No matter where in the State of
you live, it’s likely that your area has suffered a killing frost. For those
who cling to their perennial and annual flower beds, that is bad news. But for
dandelion lovers, read on. Maine
Springtime and dandelions, almost synonymous to many people, mark a fairly short-lived window of opportunity for dandelion addicts. Spring sees us digging fat, sprawling dandelions. But after true warm weather arrives and dandelions go to flower, the leaves and even the crowns become bitter. And so we wait for the following spring for more of our cherished greens.
But wait. That’s not the end of the story. Did you know that after a killing frost, dandelions lose all trace of bitterness? Yes, that is so. Who knew?
Well, until a few years ago I didn’t. But my good friend Marion Hunnicutt did and Marion enlightened me regarding other uses of dandelions than just spring-dug plants.
mentioned that dandelion blossoms, in my mind only useful for making dandelion
wine, were ambrosial when fried in a Tempura batter. I tried it this spring and
sure enough, Marion
had struck a home run. The blossoms were a true delicacy when prepared this
But back to fall-dug dandelions. Sure, the plants lack the bulk of spring-dug plants because in spring, dandelions are putting on mass preparatory to blooming. And until the blossoms open they are yummy. After blooming, though, dandelions become bitter to the point of having to pucker when tasting even a tiny portion.
Fall-dug dandelions don’t have the mass or bulk of the springtime variety. They more closely resemble those sparse dandelions we dig as soon as snow melts and we can find a few plants from last year. Well, those early spring dandelions are the same ones we find now in fall, after a few, good freezes.

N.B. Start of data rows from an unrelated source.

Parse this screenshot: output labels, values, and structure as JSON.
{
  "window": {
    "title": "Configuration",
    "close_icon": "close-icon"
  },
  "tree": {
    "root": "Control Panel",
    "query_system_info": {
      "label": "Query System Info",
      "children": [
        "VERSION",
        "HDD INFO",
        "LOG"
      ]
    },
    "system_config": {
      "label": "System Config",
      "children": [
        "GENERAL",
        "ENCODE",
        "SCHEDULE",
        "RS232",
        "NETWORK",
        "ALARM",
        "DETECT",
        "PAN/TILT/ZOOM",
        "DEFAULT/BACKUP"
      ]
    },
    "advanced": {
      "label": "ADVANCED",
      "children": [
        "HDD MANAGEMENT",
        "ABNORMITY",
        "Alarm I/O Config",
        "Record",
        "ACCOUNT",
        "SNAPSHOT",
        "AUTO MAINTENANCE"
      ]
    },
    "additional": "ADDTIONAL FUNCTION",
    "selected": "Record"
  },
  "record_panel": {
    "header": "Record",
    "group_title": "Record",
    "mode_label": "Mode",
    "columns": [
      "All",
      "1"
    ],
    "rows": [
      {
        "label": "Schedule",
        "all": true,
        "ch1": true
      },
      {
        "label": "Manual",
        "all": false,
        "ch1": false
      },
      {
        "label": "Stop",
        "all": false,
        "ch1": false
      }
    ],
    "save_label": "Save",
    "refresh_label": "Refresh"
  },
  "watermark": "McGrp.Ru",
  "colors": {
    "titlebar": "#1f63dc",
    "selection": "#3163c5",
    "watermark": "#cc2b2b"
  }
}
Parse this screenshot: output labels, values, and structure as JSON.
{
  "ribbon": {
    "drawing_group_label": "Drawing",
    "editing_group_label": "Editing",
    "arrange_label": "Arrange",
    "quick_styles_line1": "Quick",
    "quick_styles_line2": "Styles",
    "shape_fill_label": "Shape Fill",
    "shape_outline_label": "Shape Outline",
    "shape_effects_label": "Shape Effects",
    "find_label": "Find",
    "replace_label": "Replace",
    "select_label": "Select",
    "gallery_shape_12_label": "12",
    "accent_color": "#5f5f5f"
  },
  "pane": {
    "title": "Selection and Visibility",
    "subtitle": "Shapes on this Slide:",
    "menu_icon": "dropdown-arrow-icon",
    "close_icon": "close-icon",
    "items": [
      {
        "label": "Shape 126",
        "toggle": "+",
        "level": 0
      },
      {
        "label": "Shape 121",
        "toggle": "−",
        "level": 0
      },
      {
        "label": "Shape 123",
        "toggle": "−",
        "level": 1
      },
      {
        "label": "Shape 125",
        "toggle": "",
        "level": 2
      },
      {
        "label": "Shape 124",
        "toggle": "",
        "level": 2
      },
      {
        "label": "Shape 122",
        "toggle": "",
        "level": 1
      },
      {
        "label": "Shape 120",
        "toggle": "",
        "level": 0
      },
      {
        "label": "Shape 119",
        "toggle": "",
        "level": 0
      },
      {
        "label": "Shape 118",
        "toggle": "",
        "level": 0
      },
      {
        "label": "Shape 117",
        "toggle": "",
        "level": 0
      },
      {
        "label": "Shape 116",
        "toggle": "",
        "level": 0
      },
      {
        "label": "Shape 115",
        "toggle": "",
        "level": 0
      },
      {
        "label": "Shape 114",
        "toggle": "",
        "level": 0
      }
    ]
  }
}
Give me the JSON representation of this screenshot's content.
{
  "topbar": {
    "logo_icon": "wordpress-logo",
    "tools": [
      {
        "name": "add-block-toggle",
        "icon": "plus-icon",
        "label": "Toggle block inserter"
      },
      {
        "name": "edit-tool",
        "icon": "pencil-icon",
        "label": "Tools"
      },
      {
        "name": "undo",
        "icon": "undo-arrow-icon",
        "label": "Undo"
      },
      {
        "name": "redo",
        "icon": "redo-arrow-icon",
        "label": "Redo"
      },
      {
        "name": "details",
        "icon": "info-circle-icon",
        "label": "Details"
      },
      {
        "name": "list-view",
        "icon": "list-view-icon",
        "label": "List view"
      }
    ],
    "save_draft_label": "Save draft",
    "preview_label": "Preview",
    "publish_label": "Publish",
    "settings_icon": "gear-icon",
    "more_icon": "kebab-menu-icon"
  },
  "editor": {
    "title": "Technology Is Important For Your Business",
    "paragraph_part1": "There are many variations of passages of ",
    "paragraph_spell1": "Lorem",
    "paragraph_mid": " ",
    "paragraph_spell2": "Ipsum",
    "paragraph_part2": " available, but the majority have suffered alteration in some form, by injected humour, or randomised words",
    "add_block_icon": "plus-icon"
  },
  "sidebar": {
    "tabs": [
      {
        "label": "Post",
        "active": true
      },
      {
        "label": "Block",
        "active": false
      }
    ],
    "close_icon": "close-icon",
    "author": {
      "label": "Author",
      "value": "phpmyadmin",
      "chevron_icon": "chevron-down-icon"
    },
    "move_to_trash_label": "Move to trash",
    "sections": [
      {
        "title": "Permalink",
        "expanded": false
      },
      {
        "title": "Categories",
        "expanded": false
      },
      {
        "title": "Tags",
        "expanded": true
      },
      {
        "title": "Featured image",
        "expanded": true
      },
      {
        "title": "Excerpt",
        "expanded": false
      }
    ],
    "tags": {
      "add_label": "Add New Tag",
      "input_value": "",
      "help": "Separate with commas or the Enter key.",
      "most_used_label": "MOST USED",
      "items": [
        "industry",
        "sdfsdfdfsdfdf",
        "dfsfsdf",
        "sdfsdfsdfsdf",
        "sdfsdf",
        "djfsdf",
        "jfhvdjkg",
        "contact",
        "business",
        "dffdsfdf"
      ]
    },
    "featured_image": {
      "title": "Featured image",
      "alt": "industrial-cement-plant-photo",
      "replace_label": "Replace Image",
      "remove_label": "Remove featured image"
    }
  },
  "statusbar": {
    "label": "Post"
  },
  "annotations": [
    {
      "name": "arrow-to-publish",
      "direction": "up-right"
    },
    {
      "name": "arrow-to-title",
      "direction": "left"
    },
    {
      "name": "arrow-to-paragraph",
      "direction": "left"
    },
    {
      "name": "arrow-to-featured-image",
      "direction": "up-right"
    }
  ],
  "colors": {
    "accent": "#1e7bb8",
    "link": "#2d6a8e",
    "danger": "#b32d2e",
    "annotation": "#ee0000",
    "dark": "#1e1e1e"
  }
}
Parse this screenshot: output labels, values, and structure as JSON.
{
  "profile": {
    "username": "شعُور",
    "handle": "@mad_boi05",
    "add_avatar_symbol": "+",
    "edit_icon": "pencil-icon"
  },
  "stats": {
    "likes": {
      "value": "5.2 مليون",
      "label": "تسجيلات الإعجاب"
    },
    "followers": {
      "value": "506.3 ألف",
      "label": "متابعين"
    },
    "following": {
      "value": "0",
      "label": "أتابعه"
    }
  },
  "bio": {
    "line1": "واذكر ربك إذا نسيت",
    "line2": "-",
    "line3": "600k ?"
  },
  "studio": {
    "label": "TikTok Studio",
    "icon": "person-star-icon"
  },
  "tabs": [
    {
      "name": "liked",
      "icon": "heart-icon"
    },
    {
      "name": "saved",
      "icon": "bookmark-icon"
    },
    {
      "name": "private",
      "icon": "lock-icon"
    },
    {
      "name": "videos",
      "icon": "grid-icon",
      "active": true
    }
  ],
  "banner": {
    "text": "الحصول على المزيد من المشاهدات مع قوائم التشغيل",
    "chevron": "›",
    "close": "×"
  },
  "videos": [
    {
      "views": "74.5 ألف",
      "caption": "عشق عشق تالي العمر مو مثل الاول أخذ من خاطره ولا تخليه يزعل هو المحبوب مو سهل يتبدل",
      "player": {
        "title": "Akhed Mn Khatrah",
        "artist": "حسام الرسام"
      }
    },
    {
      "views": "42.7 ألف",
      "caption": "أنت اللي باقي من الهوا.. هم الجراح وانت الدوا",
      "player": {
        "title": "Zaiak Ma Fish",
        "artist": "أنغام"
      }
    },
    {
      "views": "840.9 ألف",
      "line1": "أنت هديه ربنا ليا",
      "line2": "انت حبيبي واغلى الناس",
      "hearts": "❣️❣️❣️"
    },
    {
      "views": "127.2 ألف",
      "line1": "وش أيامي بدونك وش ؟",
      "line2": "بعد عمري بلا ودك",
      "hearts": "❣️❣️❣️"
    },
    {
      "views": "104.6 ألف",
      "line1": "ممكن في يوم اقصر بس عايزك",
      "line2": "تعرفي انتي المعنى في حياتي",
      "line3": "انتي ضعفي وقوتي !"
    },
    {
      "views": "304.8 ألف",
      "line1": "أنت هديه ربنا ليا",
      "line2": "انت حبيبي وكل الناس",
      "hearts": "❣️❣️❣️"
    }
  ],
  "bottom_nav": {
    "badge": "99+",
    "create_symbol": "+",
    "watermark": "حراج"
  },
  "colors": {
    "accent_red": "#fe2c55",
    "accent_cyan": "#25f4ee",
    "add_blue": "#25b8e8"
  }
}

So dandelion lovers unite! Go forth, digger in hand and harvest this late-season bounty. If I’m any kind of judge of horseflesh, you’ll be glad you did.